April 2, 2020

Who is protected under this housing law?

You could be protected under this law if you are a tenant and are also a:

  • victim of abuse;
  • victim of crime; or
  • person in an emergency.1

If your landlord is trying to keep you from calling law enforcement or punish you for calling, you may be protected.1

1 Cal.Civ.Code § 1946.8

Who is considered a “victim” or a “person in an emergency” under this law?

You are a victim of abuse if you have been subjected to:

You are a victim of crime if someone has committed a misdemeanor or felony crime against you.2

You are considered a person in an emergency if you believe that immediate action is needed to prevent the loss of or damage to:

  • life
  • health; or
  • property.3

1 Cal.Civ.Code § 1946.8(a)(5)
2 Cal.Civ.Code § 1946.8(a)(6)
3 Cal.Civ.Code § 1946.8(a)(1)

Can a landlord prohibit me from calling the police?

Your landlord cannot state in your lease that you are unable to call the police. Specifically, your lease cannot include any language that would ban or limit you, another resident, or another person’s right to call law enforcement or emergency assistance for:

  • a victim of abuse;
  • a victim of crime; or
  • a person in an emergency.

The person who calls the police must believe that law enforcement or emergency assistance is needed to:

  • prevent or deal with an act of abuse, a crime, or an emergency; or
  • stop the heightening or worsening of an act of abuse, a crime, or an emergency.1

If your landlord does include language in your lease that would keep you from calling law enforcement or emergency assistance, it will be void and unenforceable.1

1 Cal.Civ.Code § 1946.8(b)

Can a landlord punish me or evict me for calling the police?

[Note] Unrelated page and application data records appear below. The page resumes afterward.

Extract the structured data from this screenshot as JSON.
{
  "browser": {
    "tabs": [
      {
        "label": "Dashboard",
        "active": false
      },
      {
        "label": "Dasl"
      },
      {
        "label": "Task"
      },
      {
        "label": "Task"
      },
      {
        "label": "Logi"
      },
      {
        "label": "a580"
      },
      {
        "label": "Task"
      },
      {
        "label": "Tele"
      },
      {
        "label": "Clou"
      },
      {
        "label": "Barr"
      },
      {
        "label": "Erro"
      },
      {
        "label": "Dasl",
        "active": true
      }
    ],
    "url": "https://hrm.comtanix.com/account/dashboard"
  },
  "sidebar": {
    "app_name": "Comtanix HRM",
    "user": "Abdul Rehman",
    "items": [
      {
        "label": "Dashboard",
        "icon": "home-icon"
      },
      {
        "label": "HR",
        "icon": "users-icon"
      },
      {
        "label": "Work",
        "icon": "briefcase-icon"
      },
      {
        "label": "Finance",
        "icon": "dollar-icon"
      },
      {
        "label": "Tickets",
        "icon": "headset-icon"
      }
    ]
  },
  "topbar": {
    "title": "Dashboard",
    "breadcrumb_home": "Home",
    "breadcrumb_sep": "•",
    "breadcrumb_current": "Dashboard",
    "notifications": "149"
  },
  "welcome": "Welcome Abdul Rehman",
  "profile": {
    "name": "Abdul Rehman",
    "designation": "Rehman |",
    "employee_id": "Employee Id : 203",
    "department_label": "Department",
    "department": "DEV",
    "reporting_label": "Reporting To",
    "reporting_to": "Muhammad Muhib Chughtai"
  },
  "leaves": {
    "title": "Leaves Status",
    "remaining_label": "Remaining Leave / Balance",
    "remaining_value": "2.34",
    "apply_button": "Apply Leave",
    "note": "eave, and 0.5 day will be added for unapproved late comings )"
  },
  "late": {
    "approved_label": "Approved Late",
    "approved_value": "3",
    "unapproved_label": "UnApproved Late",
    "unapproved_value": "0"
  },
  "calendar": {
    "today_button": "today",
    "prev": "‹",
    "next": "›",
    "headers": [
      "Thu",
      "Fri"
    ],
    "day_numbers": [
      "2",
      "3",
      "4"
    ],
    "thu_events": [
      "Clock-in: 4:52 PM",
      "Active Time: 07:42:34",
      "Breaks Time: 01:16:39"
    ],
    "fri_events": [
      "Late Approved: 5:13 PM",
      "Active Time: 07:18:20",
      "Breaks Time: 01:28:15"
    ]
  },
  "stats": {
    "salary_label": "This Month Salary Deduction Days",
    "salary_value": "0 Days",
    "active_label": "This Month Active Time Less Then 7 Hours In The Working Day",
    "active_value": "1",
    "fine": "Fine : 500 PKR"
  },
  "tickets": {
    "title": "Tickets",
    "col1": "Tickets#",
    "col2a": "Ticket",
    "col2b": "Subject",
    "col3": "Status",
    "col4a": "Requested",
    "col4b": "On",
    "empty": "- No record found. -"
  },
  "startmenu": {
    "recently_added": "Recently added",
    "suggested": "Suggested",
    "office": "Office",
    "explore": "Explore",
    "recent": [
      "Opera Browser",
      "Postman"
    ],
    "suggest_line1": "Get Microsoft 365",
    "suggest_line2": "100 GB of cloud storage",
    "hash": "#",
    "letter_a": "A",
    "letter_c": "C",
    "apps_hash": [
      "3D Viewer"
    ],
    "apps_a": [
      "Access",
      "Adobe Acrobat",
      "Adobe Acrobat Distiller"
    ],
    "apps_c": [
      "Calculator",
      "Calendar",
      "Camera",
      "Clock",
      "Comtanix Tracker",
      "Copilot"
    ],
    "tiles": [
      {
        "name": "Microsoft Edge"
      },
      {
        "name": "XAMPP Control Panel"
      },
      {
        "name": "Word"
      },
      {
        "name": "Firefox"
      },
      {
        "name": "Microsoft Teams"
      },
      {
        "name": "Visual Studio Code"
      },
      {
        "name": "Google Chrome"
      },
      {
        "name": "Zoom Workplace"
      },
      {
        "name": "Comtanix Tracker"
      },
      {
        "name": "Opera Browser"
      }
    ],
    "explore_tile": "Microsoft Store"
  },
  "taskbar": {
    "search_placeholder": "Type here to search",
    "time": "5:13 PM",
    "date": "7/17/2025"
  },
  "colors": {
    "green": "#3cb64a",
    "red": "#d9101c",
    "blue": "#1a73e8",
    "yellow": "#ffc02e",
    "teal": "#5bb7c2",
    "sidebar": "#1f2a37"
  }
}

A landlord cannot punish, or threaten to punish, you or another resident for exercising your right to request law enforcement or emergency assistance on behalf of a:

  • victim of abuse;
  • victim of crime; or
  • person in an emergency.1

Your landlord also cannot put any penalties in place if a person who is not a resident or tenant calls law enforcement or emergency assistance to your residence.

To be protected under this law, the person who calls the police must believe that law enforcement or emergency assistance is needed to prevent or deal with an act of abuse, or the heightening or worsening of an act of abuse, a crime, or an emergency.1

1 Cal.Civ.Code § 1946.8(c)

What can I do if my landlord evicts me for calling the police?

If your landlord sues to evict you, you can argue as a defense that the landlord violated this law. The judge will assume (presume) that the landlord has violated this law if:

  • your landlord files a complaint to evict you within 30 days of a resident, tenant, or other person making a request for help from law enforcement or emergency assistance; and
  • the complaint alleges that calling law enforcement or emergency assistance is a rental agreement violation, lease violation, or a nuisance.1

The landlord will have a chance to prove that s/he did not violate this law by showing that there was a substantial reason for the complaint other than requesting help from law enforcement or emergency services.2

Additionally, if your landlord violates this law, you can request an injunction. An injunction is a court order that requires a person to stop taking certain actions. The injunction can stop the landlord from:

  • creating or enforcing policies that violate this law; and
  • imposing or threatening to impose penalties against the tenant, resident, or other harmed person based on requesting help from law enforcement or emergency assistance on behalf of a victim of abuse, victim of crime, or person in an emergency.3

1 Cal.Civ.Code § 1946.8(f)(1)
2 Cal.Civ.Code § 1946.8(f)(2), (f)(3)
3 Cal.Civ.Code § 1946.8(g)